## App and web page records
━━━━━━━━
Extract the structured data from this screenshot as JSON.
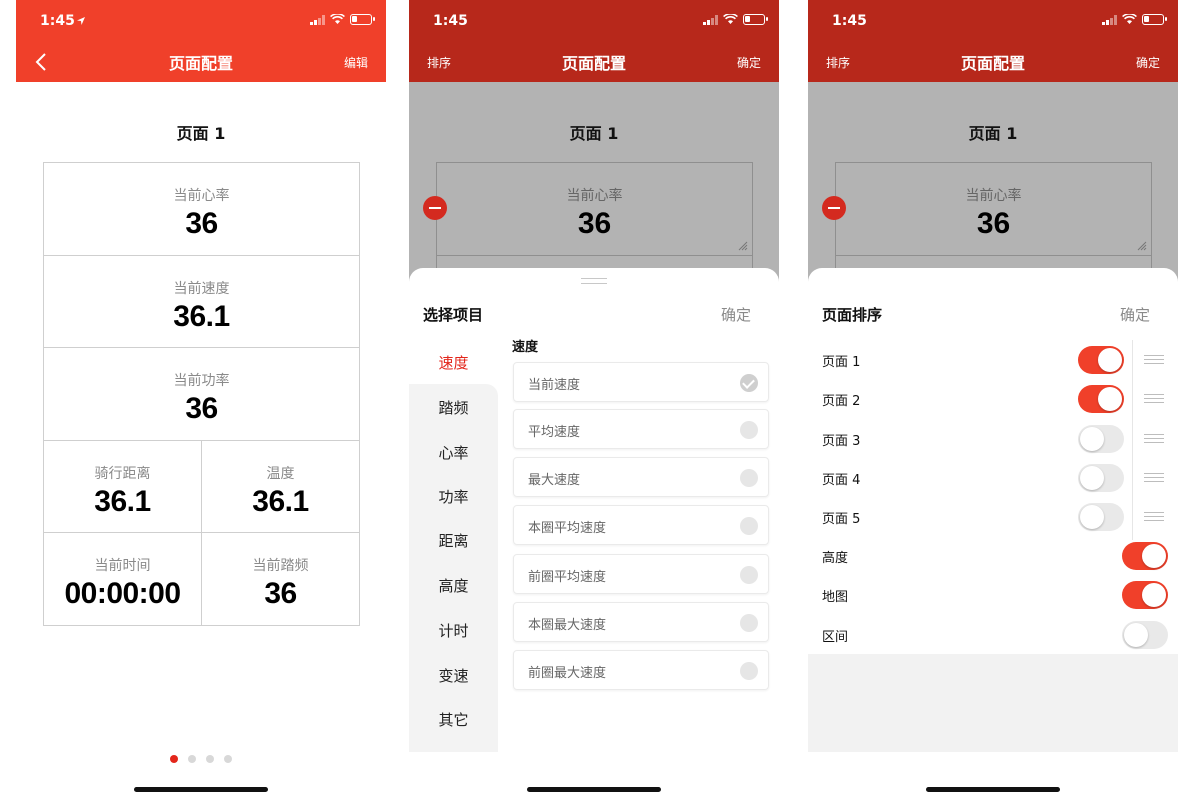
{
  "status": {
    "time": "1:45"
  },
  "screen1": {
    "title": "页面配置",
    "right_action": "编辑",
    "page_label": "页面 1",
    "cells": [
      {
        "label": "当前心率",
        "value": "36"
      },
      {
        "label": "当前速度",
        "value": "36.1"
      },
      {
        "label": "当前功率",
        "value": "36"
      },
      {
        "label": "骑行距离",
        "value": "36.1"
      },
      {
        "label": "温度",
        "value": "36.1"
      },
      {
        "label": "当前时间",
        "value": "00:00:00"
      },
      {
        "label": "当前踏频",
        "value": "36"
      }
    ],
    "page_dots": 4,
    "active_dot": 0
  },
  "screen2": {
    "left_action": "排序",
    "title": "页面配置",
    "right_action": "确定",
    "page_label": "页面 1",
    "preview_cell": {
      "label": "当前心率",
      "value": "36"
    },
    "sheet_title": "选择项目",
    "sheet_ok": "确定",
    "categories": [
      "速度",
      "踏频",
      "心率",
      "功率",
      "距离",
      "高度",
      "计时",
      "变速",
      "其它"
    ],
    "active_category": 0,
    "section_title": "速度",
    "items": [
      {
        "label": "当前速度",
        "checked": true
      },
      {
        "label": "平均速度",
        "checked": false
      },
      {
        "label": "最大速度",
        "checked": false
      },
      {
        "label": "本圈平均速度",
        "checked": false
      },
      {
        "label": "前圈平均速度",
        "checked": false
      },
      {
        "label": "本圈最大速度",
        "checked": false
      },
      {
        "label": "前圈最大速度",
        "checked": false
      }
    ]
  },
  "screen3": {
    "left_action": "排序",
    "title": "页面配置",
    "right_action": "确定",
    "page_label": "页面 1",
    "preview_cell": {
      "label": "当前心率",
      "value": "36"
    },
    "sheet_title": "页面排序",
    "sheet_ok": "确定",
    "pages": [
      {
        "label": "页面 1",
        "on": true
      },
      {
        "label": "页面 2",
        "on": true
      },
      {
        "label": "页面 3",
        "on": false
      },
      {
        "label": "页面 4",
        "on": false
      },
      {
        "label": "页面 5",
        "on": false
      }
    ],
    "extras": [
      {
        "label": "高度",
        "on": true
      },
      {
        "label": "地图",
        "on": true
      },
      {
        "label": "区间",
        "on": false
      }
    ]
  },
  "colors": {
    "header_active": "#f0402a",
    "header_dim": "#b7281b",
    "accent": "#e3261b"
  }
}
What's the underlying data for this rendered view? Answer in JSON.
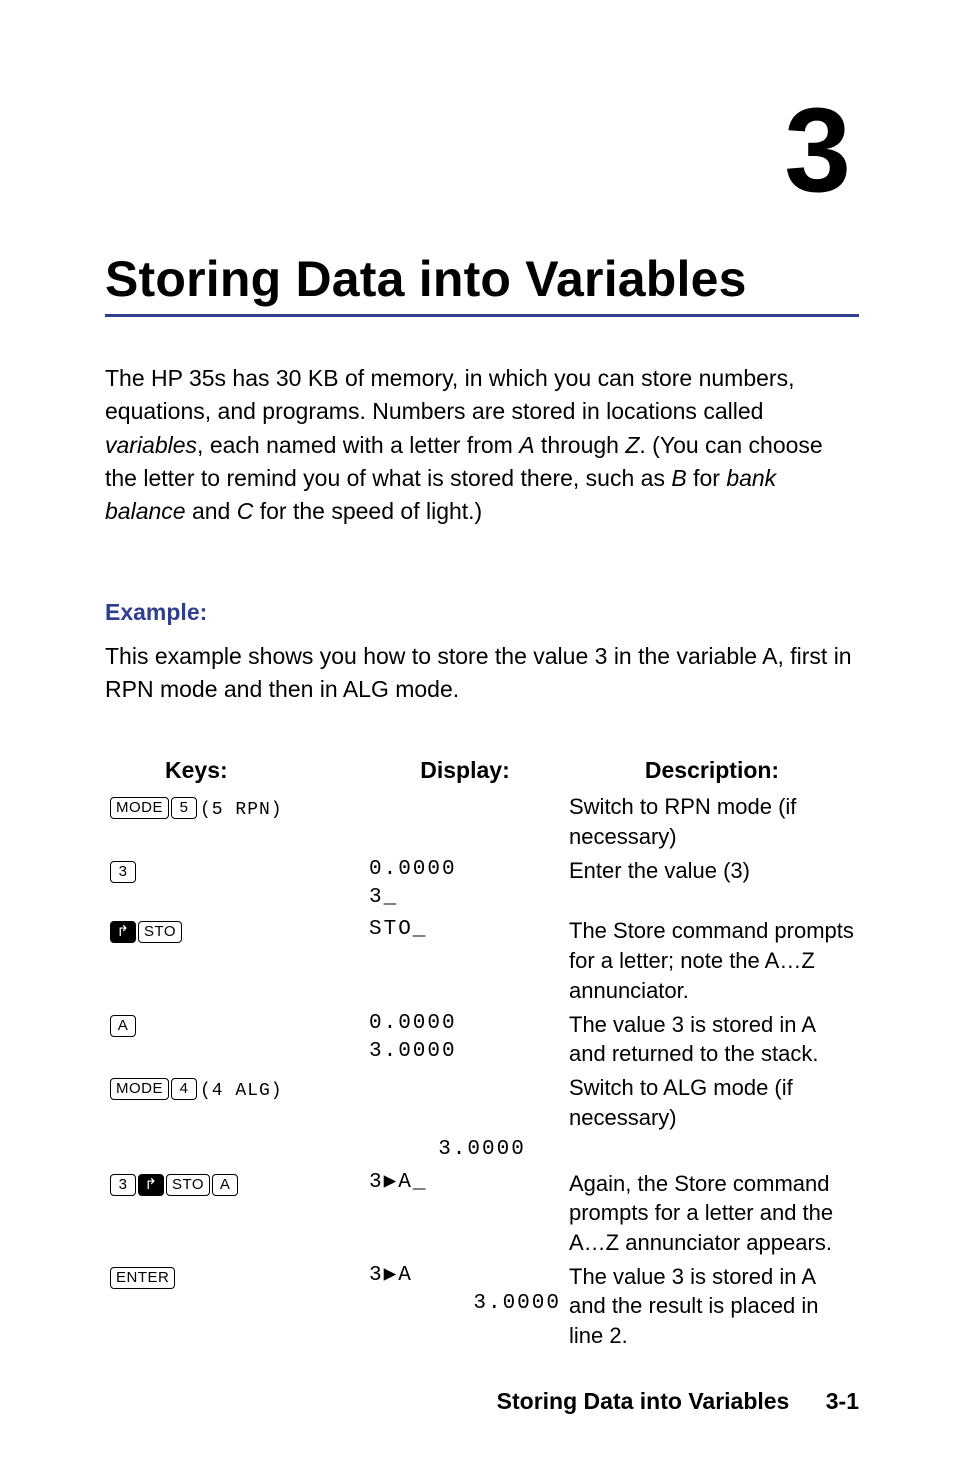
{
  "chapter_number": "3",
  "title": "Storing Data into Variables",
  "intro": {
    "t1": "The HP 35s has 30 KB of memory, in which you can store numbers, equations, and programs. Numbers are stored in locations called ",
    "i1": "variables",
    "t2": ", each named with a letter from ",
    "i2": "A",
    "t3": " through ",
    "i3": "Z",
    "t4": ". (You can choose the letter to remind you of what is stored there, such as ",
    "i4": "B",
    "t5": " for ",
    "i5": "bank balance",
    "t6": " and ",
    "i6": "C",
    "t7": " for the speed of light.)"
  },
  "example_heading": "Example:",
  "example_text": "This example shows you how to store the value 3 in the variable A, first in RPN mode and then in ALG mode.",
  "headers": {
    "keys": "Keys:",
    "display": "Display:",
    "description": "Description:"
  },
  "rows": {
    "r1": {
      "keys": {
        "k1": "MODE",
        "k2": "5",
        "suffix": "(5 RPN)"
      },
      "display": "",
      "desc": "Switch to RPN mode (if necessary)"
    },
    "r2": {
      "keys": {
        "k1": "3"
      },
      "display_a": "0.0000",
      "display_b": "3_",
      "desc": "Enter the value (3)"
    },
    "r3": {
      "keys": {
        "k1": "↱",
        "k2": "STO"
      },
      "display_a": "",
      "display_b": "STO_",
      "desc": "The Store command prompts for a letter; note the A…Z annunciator."
    },
    "r4": {
      "keys": {
        "k1": "A"
      },
      "display_a": "0.0000",
      "display_b": "3.0000",
      "desc": "The value 3 is stored in A and returned to the stack."
    },
    "r5": {
      "keys": {
        "k1": "MODE",
        "k2": "4",
        "suffix": "(4 ALG)"
      },
      "display": "3.0000",
      "desc": "Switch to ALG mode (if necessary)"
    },
    "r6": {
      "keys": {
        "k1": "3",
        "k2": "↱",
        "k3": "STO",
        "k4": "A"
      },
      "display": "3▶A_",
      "desc": "Again, the Store command prompts for a letter and the A…Z annunciator appears."
    },
    "r7": {
      "keys": {
        "k1": "ENTER"
      },
      "display_a": "3▶A",
      "display_b": "3.0000",
      "desc": "The value 3 is stored in A and the result is placed in line 2."
    }
  },
  "footer": {
    "title": "Storing Data into Variables",
    "page": "3-1"
  }
}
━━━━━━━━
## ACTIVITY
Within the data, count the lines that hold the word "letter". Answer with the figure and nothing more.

## FINISHED TASK
4